By joining a research association and taking an active part in its committees, SMEs directly influence the association’s research agenda and priorities. Project monitoring committees consisting of industrial representatives are established to monitor each project and to ensure its continuing focus on industrial needs. Thus, Industrial Collective Research gives SMEs access to a continuous stream of new knowledge that can be used to develop own products, processes and services. Moreover, it provides an opportunity to build up individual innovation networks by creating sustainable links between different SMEs, with companies along the entire supply chain, and research institutions.

This persistent meeting ground and communication platform for all participants in the innovation process encourages interdisciplinary projects and enhances companies’ innovative strengths. However, to turn ideas into products, SMEs need a market driven approach of funding schemes that can help them to bridge the gap between research and the market – often called the ‘death valley’ – to develop technological breakthroughs into viable products with strong commercial potential.

Last but not least, to provide sufficient scope and incentives for invention and innovation, companies need a positive innovation climate and planning security in order to being able to take far-reaching investment decisions. Both factors depend on individual political measures. That is why governments should constantly review the innovation-friendliness of legal and extra-legal parameters, at first on a national level. As R&D; activities continue to become more international, governments should additionally take the European level into account. The EU has the objective to strengthen its scientific and technological bases by creating a European research area in which researchers, scientific knowledge and technology circulate freely, and encouraging it to become more competitive – including its industry. The EU should enable SMEs to take part in these developments by considering their specific needs.
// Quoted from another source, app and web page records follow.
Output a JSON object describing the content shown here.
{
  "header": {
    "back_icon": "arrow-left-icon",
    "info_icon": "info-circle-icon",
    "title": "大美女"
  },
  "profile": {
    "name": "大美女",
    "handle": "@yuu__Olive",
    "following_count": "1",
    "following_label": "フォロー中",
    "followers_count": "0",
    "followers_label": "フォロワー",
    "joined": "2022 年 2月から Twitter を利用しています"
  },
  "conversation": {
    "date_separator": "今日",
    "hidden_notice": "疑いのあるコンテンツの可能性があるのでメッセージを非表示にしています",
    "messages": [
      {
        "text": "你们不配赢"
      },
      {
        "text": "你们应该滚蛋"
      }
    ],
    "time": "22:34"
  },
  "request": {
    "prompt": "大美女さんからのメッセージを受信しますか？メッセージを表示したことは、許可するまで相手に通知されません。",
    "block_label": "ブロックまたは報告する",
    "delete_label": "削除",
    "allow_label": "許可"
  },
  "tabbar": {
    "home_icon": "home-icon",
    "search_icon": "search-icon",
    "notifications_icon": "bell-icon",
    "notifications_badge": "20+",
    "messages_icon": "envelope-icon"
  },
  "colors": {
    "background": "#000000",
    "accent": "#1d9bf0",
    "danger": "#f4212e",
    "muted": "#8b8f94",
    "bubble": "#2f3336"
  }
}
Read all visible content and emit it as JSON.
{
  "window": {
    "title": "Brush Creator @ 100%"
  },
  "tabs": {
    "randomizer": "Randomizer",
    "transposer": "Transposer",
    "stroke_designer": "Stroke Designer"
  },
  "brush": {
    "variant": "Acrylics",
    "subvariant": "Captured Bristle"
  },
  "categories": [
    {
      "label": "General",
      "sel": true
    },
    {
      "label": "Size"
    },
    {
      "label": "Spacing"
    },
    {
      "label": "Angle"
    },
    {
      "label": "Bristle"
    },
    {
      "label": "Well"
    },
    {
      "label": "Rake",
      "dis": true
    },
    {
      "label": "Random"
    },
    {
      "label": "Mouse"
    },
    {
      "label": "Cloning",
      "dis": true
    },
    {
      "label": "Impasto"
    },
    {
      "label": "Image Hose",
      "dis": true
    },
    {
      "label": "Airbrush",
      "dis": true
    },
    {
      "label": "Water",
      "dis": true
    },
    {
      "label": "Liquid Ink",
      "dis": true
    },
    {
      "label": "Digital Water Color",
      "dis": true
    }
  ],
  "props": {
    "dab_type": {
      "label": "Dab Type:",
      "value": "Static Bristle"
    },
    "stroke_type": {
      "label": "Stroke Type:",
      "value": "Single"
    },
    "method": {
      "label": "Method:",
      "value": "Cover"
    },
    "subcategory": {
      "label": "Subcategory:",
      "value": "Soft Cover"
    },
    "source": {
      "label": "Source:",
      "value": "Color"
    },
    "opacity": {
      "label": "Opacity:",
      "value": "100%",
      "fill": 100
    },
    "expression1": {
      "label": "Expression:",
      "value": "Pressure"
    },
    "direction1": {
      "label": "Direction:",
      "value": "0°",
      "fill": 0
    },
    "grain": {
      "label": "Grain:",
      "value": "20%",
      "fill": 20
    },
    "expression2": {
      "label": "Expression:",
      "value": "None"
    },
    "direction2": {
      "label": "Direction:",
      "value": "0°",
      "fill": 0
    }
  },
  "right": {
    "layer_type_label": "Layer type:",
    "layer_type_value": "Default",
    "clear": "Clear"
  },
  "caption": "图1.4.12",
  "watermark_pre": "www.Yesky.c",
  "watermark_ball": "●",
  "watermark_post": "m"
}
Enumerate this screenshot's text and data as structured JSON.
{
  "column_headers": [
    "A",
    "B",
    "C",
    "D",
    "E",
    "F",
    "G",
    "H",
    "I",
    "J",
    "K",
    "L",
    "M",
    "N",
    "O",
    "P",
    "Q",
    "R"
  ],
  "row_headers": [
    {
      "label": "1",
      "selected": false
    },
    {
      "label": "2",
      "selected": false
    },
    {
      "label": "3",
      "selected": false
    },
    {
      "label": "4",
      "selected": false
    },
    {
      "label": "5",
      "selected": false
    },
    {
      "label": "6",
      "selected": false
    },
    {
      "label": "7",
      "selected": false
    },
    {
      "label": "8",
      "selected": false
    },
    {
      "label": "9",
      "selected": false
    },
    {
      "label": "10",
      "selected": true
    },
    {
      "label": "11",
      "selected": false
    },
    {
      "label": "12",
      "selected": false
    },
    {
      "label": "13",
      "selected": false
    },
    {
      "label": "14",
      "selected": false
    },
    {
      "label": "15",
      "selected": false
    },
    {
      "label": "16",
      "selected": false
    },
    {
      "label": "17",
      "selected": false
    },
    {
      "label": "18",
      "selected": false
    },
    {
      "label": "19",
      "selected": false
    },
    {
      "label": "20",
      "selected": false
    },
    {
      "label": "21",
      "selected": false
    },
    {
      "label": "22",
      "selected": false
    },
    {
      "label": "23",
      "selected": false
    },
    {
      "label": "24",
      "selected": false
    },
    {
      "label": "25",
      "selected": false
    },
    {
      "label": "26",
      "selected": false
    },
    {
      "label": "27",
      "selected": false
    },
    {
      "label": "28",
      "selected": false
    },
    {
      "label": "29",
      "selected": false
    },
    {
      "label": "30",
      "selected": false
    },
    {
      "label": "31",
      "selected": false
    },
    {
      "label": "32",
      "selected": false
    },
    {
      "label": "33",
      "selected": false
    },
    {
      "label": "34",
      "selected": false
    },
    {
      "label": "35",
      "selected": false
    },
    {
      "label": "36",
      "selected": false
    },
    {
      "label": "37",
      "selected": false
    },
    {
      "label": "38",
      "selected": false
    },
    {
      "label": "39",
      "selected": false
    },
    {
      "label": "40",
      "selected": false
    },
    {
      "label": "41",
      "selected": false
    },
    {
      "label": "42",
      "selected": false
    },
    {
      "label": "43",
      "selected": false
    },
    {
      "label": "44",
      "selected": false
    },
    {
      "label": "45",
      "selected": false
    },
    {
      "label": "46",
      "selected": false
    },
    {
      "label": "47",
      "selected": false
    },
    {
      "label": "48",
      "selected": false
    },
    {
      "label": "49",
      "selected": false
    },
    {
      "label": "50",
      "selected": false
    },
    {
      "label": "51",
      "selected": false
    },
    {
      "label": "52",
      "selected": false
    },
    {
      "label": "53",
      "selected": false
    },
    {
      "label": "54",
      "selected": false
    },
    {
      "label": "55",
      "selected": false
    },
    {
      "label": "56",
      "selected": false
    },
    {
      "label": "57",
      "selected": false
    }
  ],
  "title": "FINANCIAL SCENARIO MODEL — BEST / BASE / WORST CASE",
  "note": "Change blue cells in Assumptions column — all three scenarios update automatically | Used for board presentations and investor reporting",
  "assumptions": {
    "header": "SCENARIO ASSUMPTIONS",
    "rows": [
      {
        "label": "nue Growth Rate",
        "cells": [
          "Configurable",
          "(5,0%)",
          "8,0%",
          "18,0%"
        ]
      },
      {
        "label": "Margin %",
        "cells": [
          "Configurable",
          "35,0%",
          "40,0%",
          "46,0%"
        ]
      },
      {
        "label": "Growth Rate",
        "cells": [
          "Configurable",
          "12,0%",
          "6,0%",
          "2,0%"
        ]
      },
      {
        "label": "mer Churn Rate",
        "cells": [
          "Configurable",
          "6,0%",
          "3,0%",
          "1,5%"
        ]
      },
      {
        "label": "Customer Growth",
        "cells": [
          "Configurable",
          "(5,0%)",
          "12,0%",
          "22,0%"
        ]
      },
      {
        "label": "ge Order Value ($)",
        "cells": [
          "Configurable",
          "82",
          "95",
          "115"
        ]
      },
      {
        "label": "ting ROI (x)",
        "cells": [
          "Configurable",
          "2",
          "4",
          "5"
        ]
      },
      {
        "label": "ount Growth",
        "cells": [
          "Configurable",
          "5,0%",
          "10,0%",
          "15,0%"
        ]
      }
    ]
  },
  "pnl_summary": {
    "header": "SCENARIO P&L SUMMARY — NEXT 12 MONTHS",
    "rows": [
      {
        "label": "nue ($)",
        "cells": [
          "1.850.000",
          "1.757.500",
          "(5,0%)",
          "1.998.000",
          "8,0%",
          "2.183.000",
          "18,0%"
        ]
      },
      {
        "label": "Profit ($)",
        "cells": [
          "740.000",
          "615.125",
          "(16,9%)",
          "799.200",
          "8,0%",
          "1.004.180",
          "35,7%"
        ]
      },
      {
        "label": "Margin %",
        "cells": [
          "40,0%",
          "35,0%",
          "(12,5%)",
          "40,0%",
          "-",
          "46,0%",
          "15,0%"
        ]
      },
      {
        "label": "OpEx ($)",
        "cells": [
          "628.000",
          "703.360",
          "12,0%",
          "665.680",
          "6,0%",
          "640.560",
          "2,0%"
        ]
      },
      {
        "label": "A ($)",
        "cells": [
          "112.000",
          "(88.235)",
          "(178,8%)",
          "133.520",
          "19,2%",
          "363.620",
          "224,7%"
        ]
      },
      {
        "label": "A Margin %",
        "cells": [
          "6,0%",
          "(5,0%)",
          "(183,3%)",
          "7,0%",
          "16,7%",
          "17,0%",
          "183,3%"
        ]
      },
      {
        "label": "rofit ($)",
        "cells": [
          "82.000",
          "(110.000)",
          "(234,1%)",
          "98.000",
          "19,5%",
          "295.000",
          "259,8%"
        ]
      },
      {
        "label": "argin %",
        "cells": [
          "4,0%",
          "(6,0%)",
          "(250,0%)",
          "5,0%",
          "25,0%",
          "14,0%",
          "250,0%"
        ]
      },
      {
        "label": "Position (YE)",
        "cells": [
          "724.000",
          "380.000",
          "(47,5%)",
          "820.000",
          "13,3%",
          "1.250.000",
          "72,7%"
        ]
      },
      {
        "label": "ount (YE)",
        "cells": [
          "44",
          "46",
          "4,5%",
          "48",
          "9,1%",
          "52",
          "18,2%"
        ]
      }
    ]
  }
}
SMEs can and will substantially contribute to solve the great challenges of our time, because for a growing number of them, constant innovation and its management are central elements of their business policy.


Yvonne Proppert
President German Federation of Industrial Research Associations (AiF) 
www.aif.de


[This article was originally published on 9th April 2013 as part of Science Omega Review Europe 01]


MORE ARTICLES FROM SCIENCE OMEGA REVIEW EUROPE ISSUE 1

Previous: Diabetes current and future visions
A leading European diabetes centre in Dresden...

Next: Keeping science centre stage - an article from Sean Sherlock
Sean Sherlock, Irish Minister for Research and Innovation, underlines the country’s commitment to maximising its potential in R&D...;
COMMENTS


(NOT DISPLAYED)




YOUR COMMENT WILL BE APPROVED BY A MODERATOR
HTML CODE IS NOT PERMITTED.
Add comment
RELATED CONTENT
It's not just the danger of something going wrong at the plant itself. What about nuclear waste? Only recently barrels of radioactive waste have been found dumped in the English Channel. And a greater target for terrorist attacks is a nuclear plant.

Governments need to stop pandering to the energy demand. We need to reduce our consumption. Even if energy is green the waste product is still heat, so we'll always be contributing to global warming.


Commented Julius on
How I learned to stop worrying and love nuclear power

publicservice.co.uk Ltd, Ebenezer House, Ryecroft, Newcastle-under-Lyme, Staffordshire ST5 2UB
Tel: +44 (0)1782 630200, Fax: +44 (0)1782 625533, www.publicservice.co.uk
Registered in England and Wales  Co. Reg No. 4521155   Vat Reg No. 902 1814 62